This week, Sony is taking the rather daring move of releasing a new gaming platform. It’s not the new PlayStation Pro, but instead a system add-on to the PlayStation 4: the PlayStation VR, a headset that promises a glimpse of the future today, albeit through a mess of wires.
This isn’t the first time Sony has experimented with gaming; the original PlayStation was a risky venture that paid off. Since then, they’ve tried Augmented Reality (AR) and some terrific use of stereoscopic 3D, and they’ve given a lot of support to indie creators of label-defying virtual experiences.

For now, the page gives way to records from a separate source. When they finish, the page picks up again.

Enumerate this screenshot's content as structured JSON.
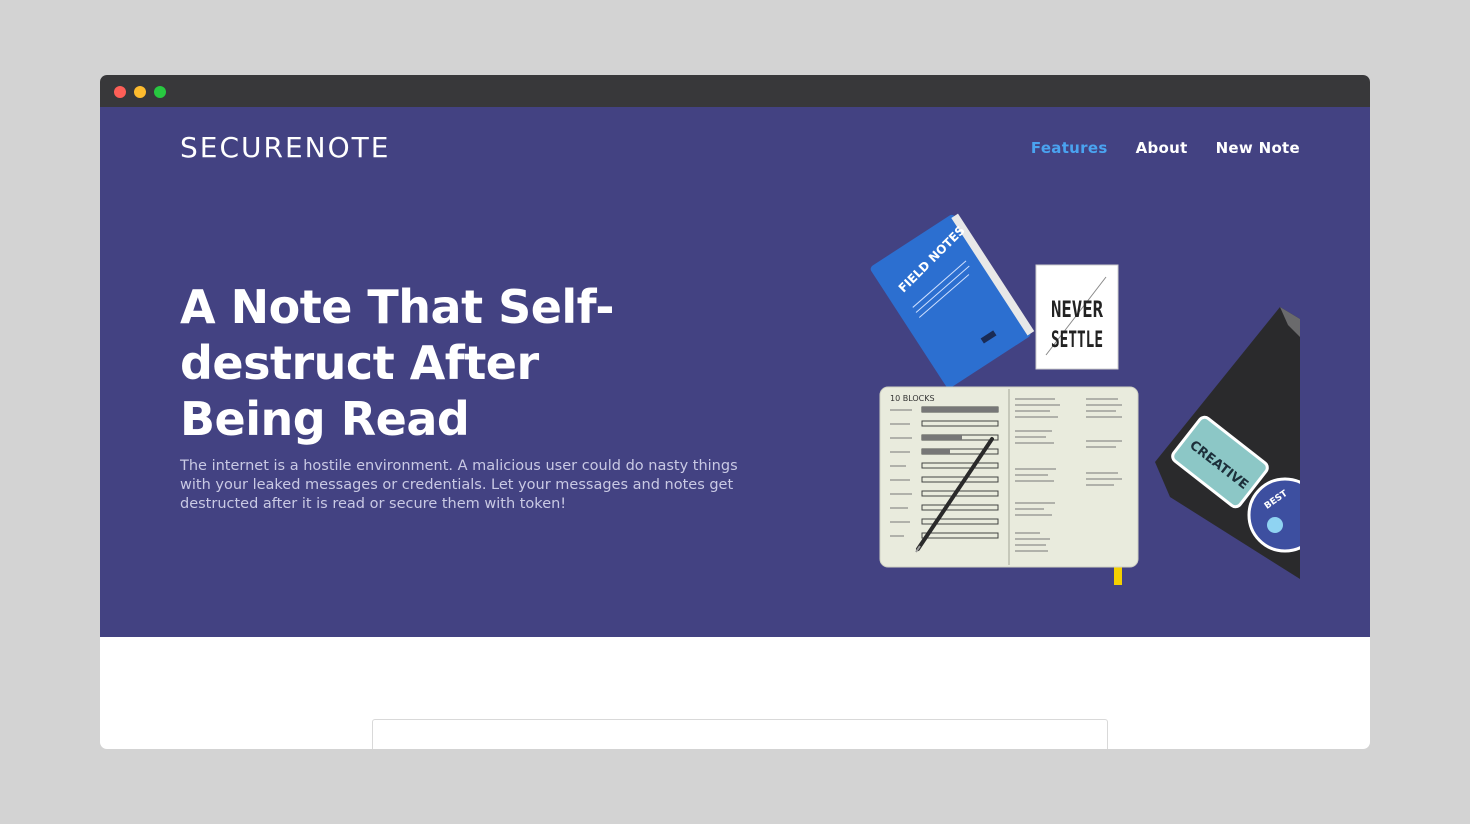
{
  "brand": {
    "name": "SECURENOTE"
  },
  "nav": {
    "items": [
      {
        "label": "Features",
        "active": true
      },
      {
        "label": "About",
        "active": false
      },
      {
        "label": "New Note",
        "active": false
      }
    ]
  },
  "hero": {
    "title": "A Note That Self-destruct After Being Read",
    "description": "The internet is a hostile environment. A malicious user could do nasty things with your leaked messages or credentials. Let your messages and notes get destructed after it is read or secure them with token!"
  },
  "illustration": {
    "field_notes_text": "FIELD NOTES",
    "poster_text_1": "NEVER",
    "poster_text_2": "SETTLE",
    "notebook_heading": "10 BLOCKS",
    "laptop_sticker_text": "CREATIVE",
    "laptop_badge_text": "BEST"
  },
  "colors": {
    "hero_bg": "#434282",
    "nav_active": "#4aa3f0",
    "titlebar": "#38383a"
  }
}
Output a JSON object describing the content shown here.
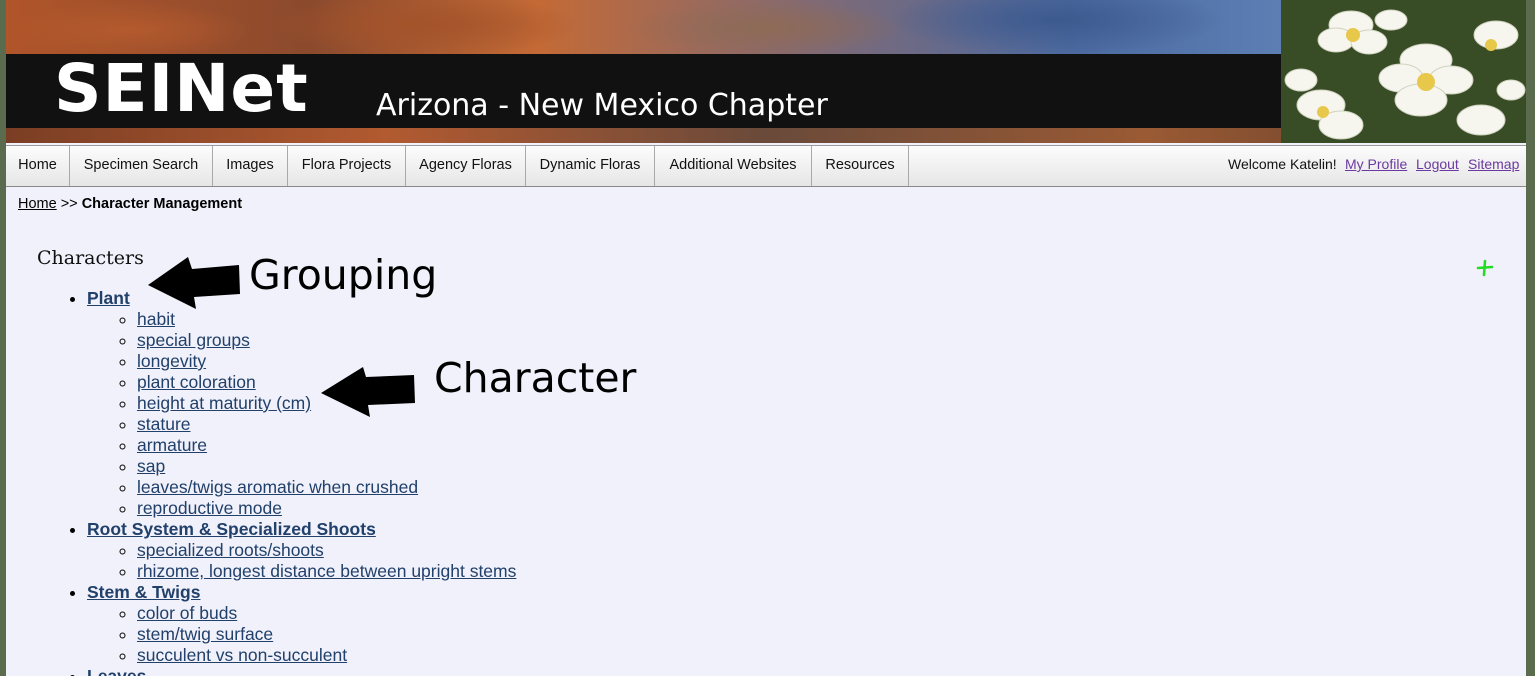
{
  "banner": {
    "logo": "SEINet",
    "chapter": "Arizona - New Mexico Chapter"
  },
  "nav": {
    "items": [
      "Home",
      "Specimen Search",
      "Images",
      "Flora Projects",
      "Agency Floras",
      "Dynamic Floras",
      "Additional Websites",
      "Resources"
    ],
    "welcome": "Welcome Katelin!",
    "my_profile": "My Profile",
    "logout": "Logout",
    "sitemap": "Sitemap"
  },
  "breadcrumb": {
    "home": "Home",
    "separator": ">>",
    "current": "Character Management"
  },
  "page": {
    "heading": "Characters",
    "add_icon": "plus-icon",
    "add_icon_color": "#22dd22"
  },
  "groups": [
    {
      "name": "Plant",
      "characters": [
        "habit",
        "special groups",
        "longevity",
        "plant coloration",
        "height at maturity (cm)",
        "stature",
        "armature",
        "sap",
        "leaves/twigs aromatic when crushed",
        "reproductive mode"
      ]
    },
    {
      "name": "Root System & Specialized Shoots",
      "characters": [
        "specialized roots/shoots",
        "rhizome, longest distance between upright stems"
      ]
    },
    {
      "name": "Stem & Twigs",
      "characters": [
        "color of buds",
        "stem/twig surface",
        "succulent vs non-succulent"
      ]
    },
    {
      "name": "Leaves",
      "characters": []
    }
  ],
  "annotations": {
    "grouping": "Grouping",
    "character": "Character"
  }
}
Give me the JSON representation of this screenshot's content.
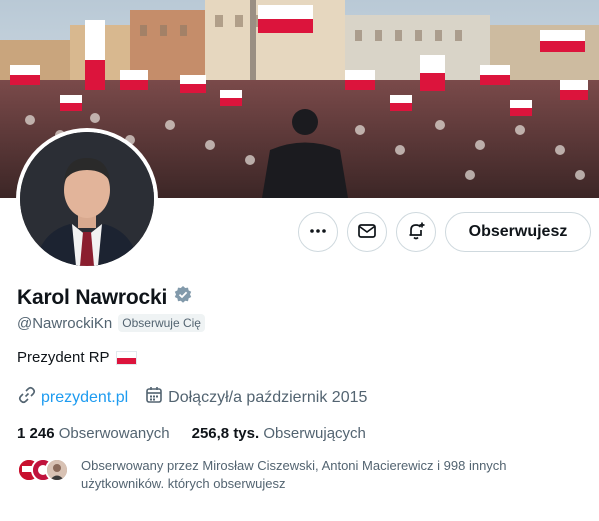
{
  "profile": {
    "name": "Karol Nawrocki",
    "handle": "@NawrockiKn",
    "follows_you_badge": "Obserwuje Cię",
    "bio": "Prezydent RP",
    "bio_flag": "poland-flag-icon",
    "verified_color": "#829aab",
    "website": "prezydent.pl",
    "joined": "Dołączył/a październik 2015",
    "following_count": "1 246",
    "following_label": "Obserwowanych",
    "followers_count": "256,8 tys.",
    "followers_label": "Obserwujących",
    "followed_by_text": "Obserwowany przez Mirosław Ciszewski, Antoni Macierewicz i 998 innych użytkowników. których obserwujesz"
  },
  "actions": {
    "more_icon": "more-icon",
    "message_icon": "mail-icon",
    "notify_icon": "bell-plus-icon",
    "follow_label": "Obserwujesz"
  },
  "colors": {
    "link": "#1d9bf0",
    "secondary_text": "#536471",
    "primary_text": "#0f1419",
    "border": "#cfd9de",
    "flag_red": "#dc143c"
  }
}
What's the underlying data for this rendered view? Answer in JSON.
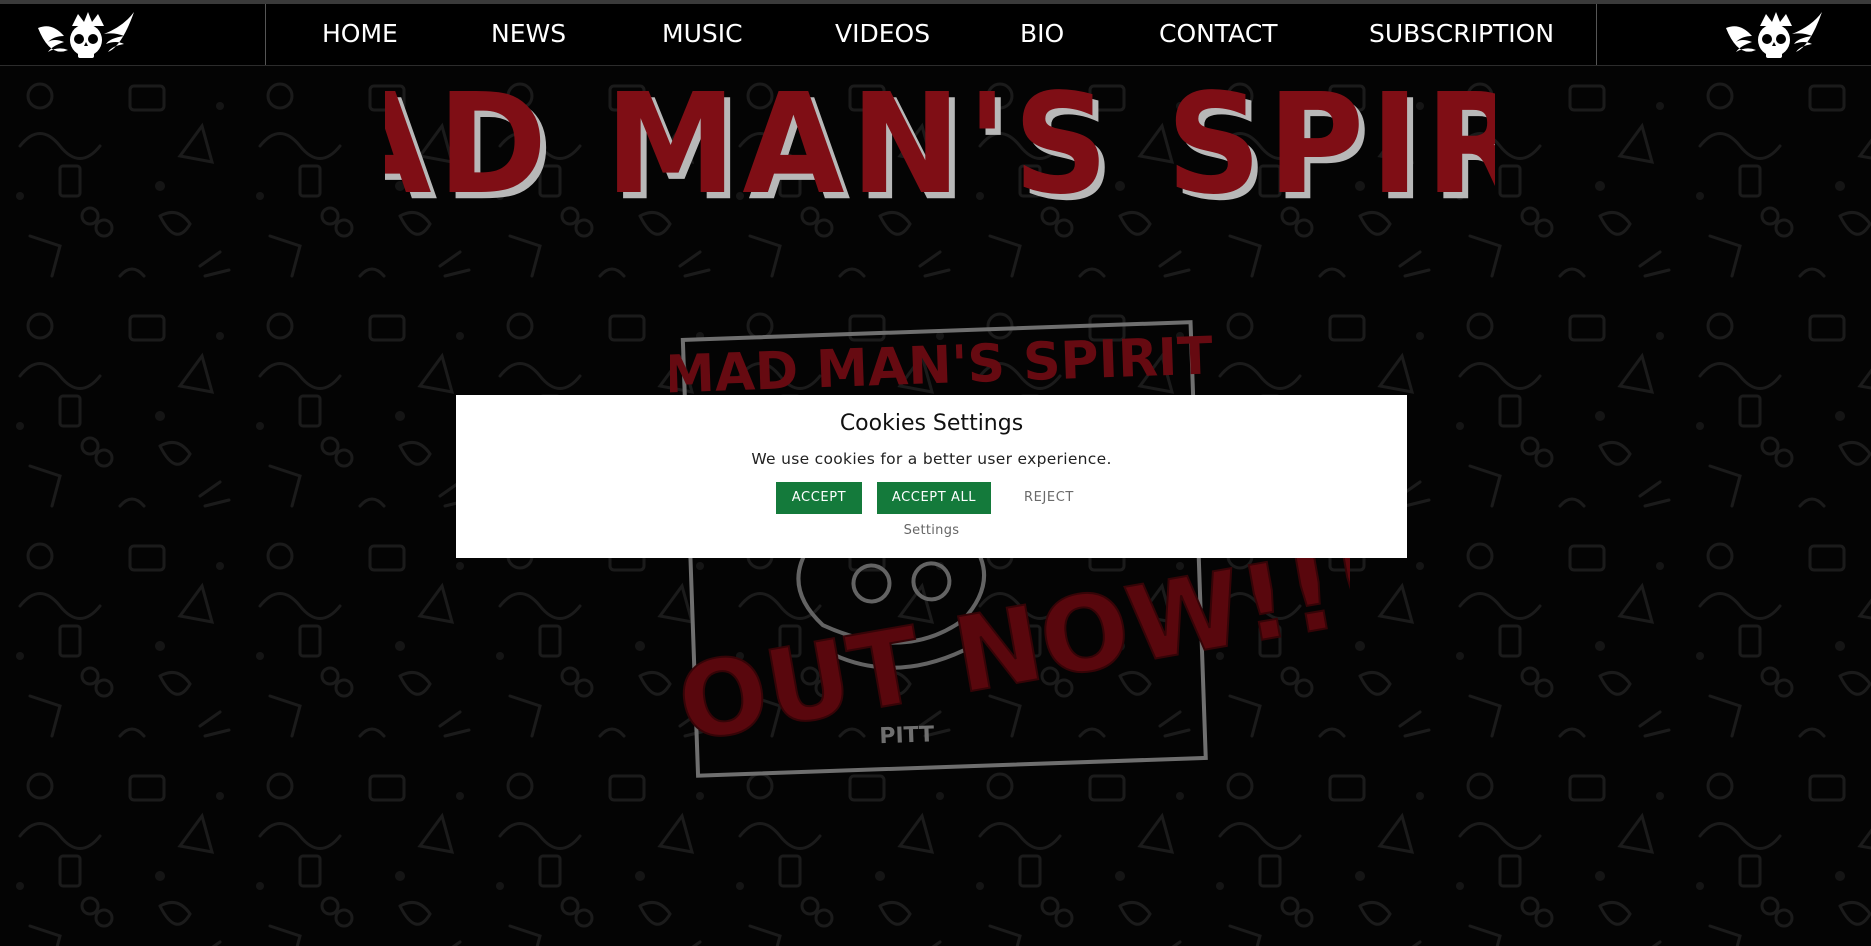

The PS VR, however, might be their boldest venture yet. It’s a $400 head-mounted display that uses either the standard PlayStation controller or up to two of Sony’s Move controllers to help you navigate your own private 3D space. Releasing with over a dozen games, the PS VR does wonders for showing the wonders—and pitfalls—of virtual reality as a whole.
The system also brings back the demo disc, which we haven’t seen in a long time. Impressive demos of upcoming and current games like the stunning racer Drive Club VR and the amazingly creepy Resident Evil VR demo Kitchen show off just how next-level VR can be. The giant-robot team-sport game RIGS: Mechanized Combat League is a fast-paced multiplayer riot, while the hilariously B-grade Until Dawn: Rush of Blood is a fun and twisted carnie-ride shooting gallery.
There are surreal musical shooters, gimmicky ball games and impressive 3D puzzlers to be had within the confines of the surprisingly comfortable visor. There’s even an amusing Batman simulator. There’s no so-called “killer app” here, nothing that screams “must have,” but most of the launch titles are entertaining enough to show you the great potential of VR as a tool to make gaming much more immersive.
Here’s the thing, though: It’s a fine line between playable and nausea-inducing, and time will tell if the PlayStation 4 really has the horsepower to create truly expansive VR worlds. Most of the games here are carefully designed to provide illusions of depth while staying within the limitations of the system. It’s easy to tell when a game goes outside the line, because when it does you’ll feel sick for the rest of the evening—even after taking the headset off.
Case in point: Here They Lie. It’s a stunningly grim slow-burn horror game that takes place within the twisting streets of a desolate city. It’s exactly the kind of game I love, but it’s clearly unoptimized for the PS VR (or simply too much for the system, which seems less likely). Played from a first-person POV, the game features controls that flick your view in whatever direction you push the stick or the option to turn freely. The former option makes the game more physically manageable, but it never felt aligned right. And the latter, even though it automatically narrows your field of view to compensate for motion issues while turning, is so disorienting that I very nearly vomited.
Where Sony takes the PS VR and how well the market receives it could very well determine the fate of VR as a whole. While the PC-only Oculus Rift and HTC Vive are impressive pieces of hardware with a diehard following, the entry price for a PC powerful enough to run them on top of their significant retail price is a huge hurdle. If Sony can prove that people are willing to sit in their living rooms with a large object strapped to their heads, it could open the floodgates for mainstream VR.
But that’s a pretty big if. As it is, I really like the PS VR for its array of stunning games. The real worth of the PlayStation VR will be directly tied to how well Sony supports it with new and innovative titles. Right now though, it’s a solid buy for diehard gamers in search of a new experience, but not yet a required purchase. In a telling sign of the product’s advantages and shortcomings, I found special satisfaction in the fact that it can be used as a personal screen for playing regular old PS4 games.